### Supplied material
○ ○ ○ ○
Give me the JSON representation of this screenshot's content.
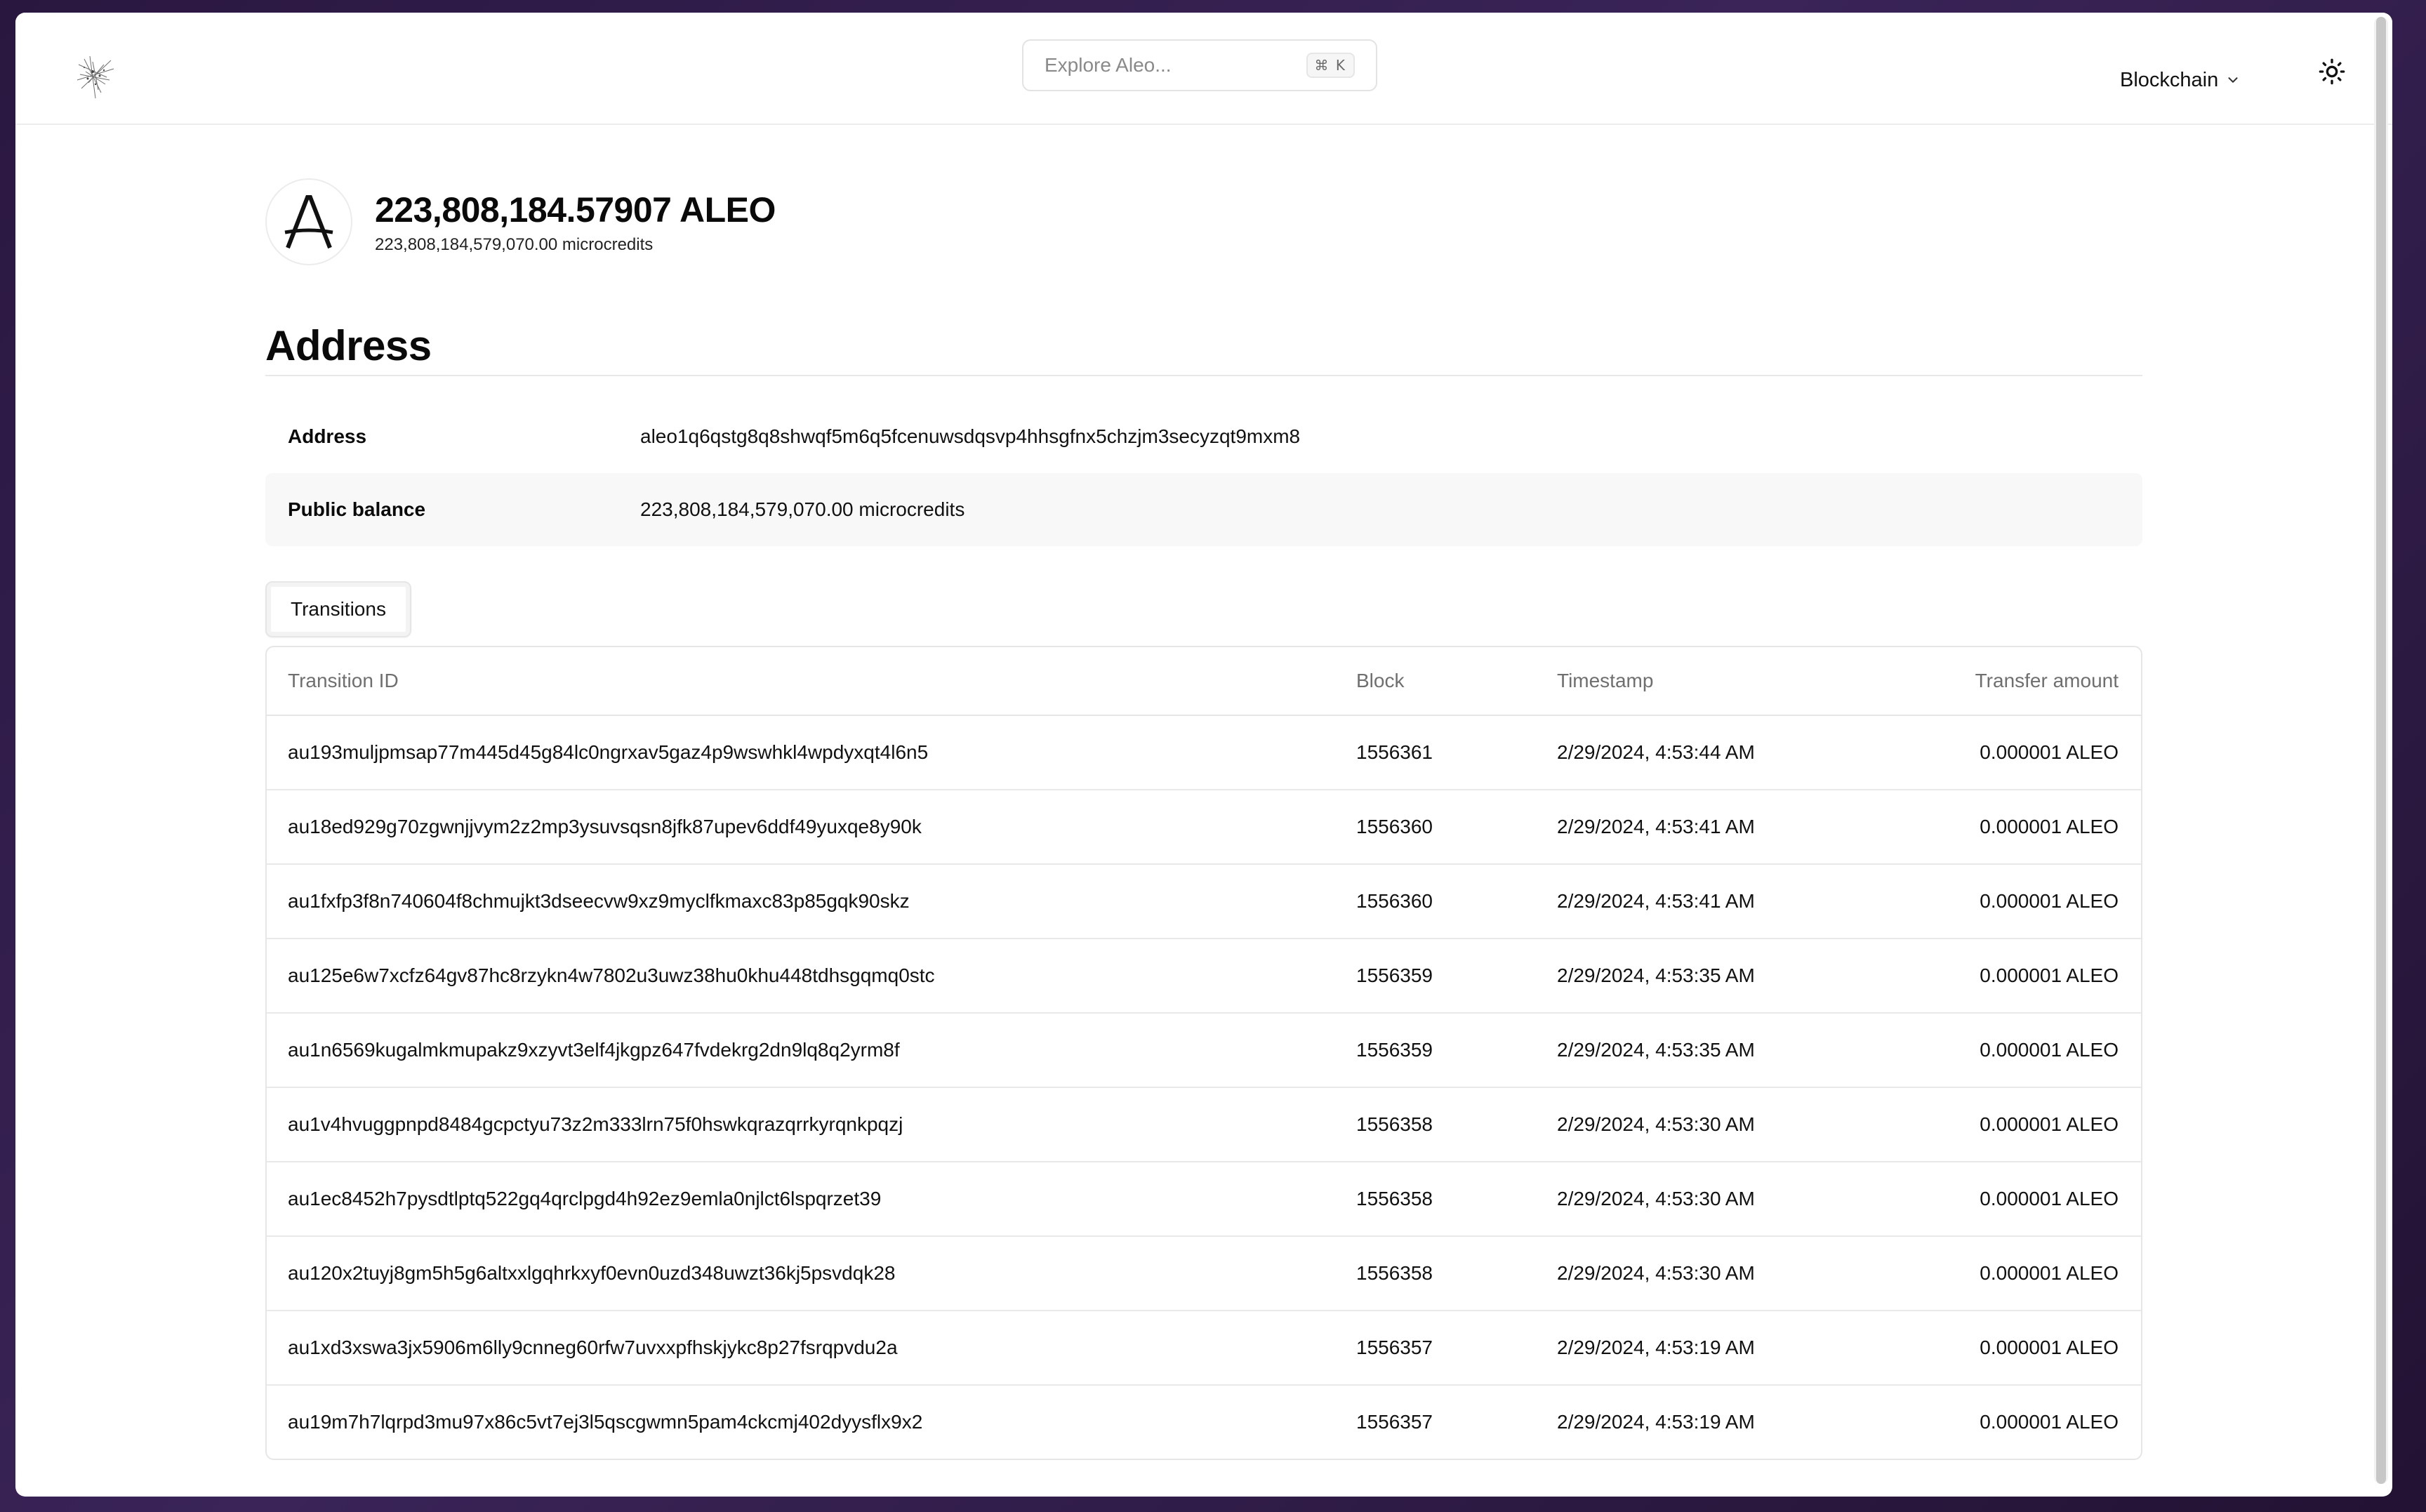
{
  "header": {
    "search_placeholder": "Explore Aleo...",
    "search_shortcut": "⌘ K",
    "nav_blockchain": "Blockchain"
  },
  "balance": {
    "aleo": "223,808,184.57907 ALEO",
    "microcredits": "223,808,184,579,070.00 microcredits",
    "logo_letter": "A"
  },
  "section": {
    "title": "Address"
  },
  "info": [
    {
      "label": "Address",
      "value": "aleo1q6qstg8q8shwqf5m6q5fcenuwsdqsvp4hhsgfnx5chzjm3secyzqt9mxm8"
    },
    {
      "label": "Public balance",
      "value": "223,808,184,579,070.00 microcredits"
    }
  ],
  "tabs": {
    "transitions": "Transitions"
  },
  "table": {
    "headers": [
      "Transition ID",
      "Block",
      "Timestamp",
      "Transfer amount"
    ],
    "rows": [
      [
        "au193muljpmsap77m445d45g84lc0ngrxav5gaz4p9wswhkl4wpdyxqt4l6n5",
        "1556361",
        "2/29/2024, 4:53:44 AM",
        "0.000001 ALEO"
      ],
      [
        "au18ed929g70zgwnjjvym2z2mp3ysuvsqsn8jfk87upev6ddf49yuxqe8y90k",
        "1556360",
        "2/29/2024, 4:53:41 AM",
        "0.000001 ALEO"
      ],
      [
        "au1fxfp3f8n740604f8chmujkt3dseecvw9xz9myclfkmaxc83p85gqk90skz",
        "1556360",
        "2/29/2024, 4:53:41 AM",
        "0.000001 ALEO"
      ],
      [
        "au125e6w7xcfz64gv87hc8rzykn4w7802u3uwz38hu0khu448tdhsgqmq0stc",
        "1556359",
        "2/29/2024, 4:53:35 AM",
        "0.000001 ALEO"
      ],
      [
        "au1n6569kugalmkmupakz9xzyvt3elf4jkgpz647fvdekrg2dn9lq8q2yrm8f",
        "1556359",
        "2/29/2024, 4:53:35 AM",
        "0.000001 ALEO"
      ],
      [
        "au1v4hvuggpnpd8484gcpctyu73z2m333lrn75f0hswkqrazqrrkyrqnkpqzj",
        "1556358",
        "2/29/2024, 4:53:30 AM",
        "0.000001 ALEO"
      ],
      [
        "au1ec8452h7pysdtlptq522gq4qrclpgd4h92ez9emla0njlct6lspqrzet39",
        "1556358",
        "2/29/2024, 4:53:30 AM",
        "0.000001 ALEO"
      ],
      [
        "au120x2tuyj8gm5h5g6altxxlgqhrkxyf0evn0uzd348uwzt36kj5psvdqk28",
        "1556358",
        "2/29/2024, 4:53:30 AM",
        "0.000001 ALEO"
      ],
      [
        "au1xd3xswa3jx5906m6lly9cnneg60rfw7uvxxpfhskjykc8p27fsrqpvdu2a",
        "1556357",
        "2/29/2024, 4:53:19 AM",
        "0.000001 ALEO"
      ],
      [
        "au19m7h7lqrpd3mu97x86c5vt7ej3l5qscgwmn5pam4ckcmj402dyysflx9x2",
        "1556357",
        "2/29/2024, 4:53:19 AM",
        "0.000001 ALEO"
      ]
    ]
  },
  "icons": {
    "logo": "aleo-explorer-logo",
    "chevron": "chevron-down-icon",
    "theme": "sun-icon"
  }
}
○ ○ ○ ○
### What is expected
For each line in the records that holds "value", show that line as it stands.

### Task answer
      "value": "aleo1q6qstg8q8shwqf5m6q5fcenuwsdqsvp4hhsgfnx5chzjm3secyzqt9mxm8"
      "value": "223,808,184,579,070.00 microcredits"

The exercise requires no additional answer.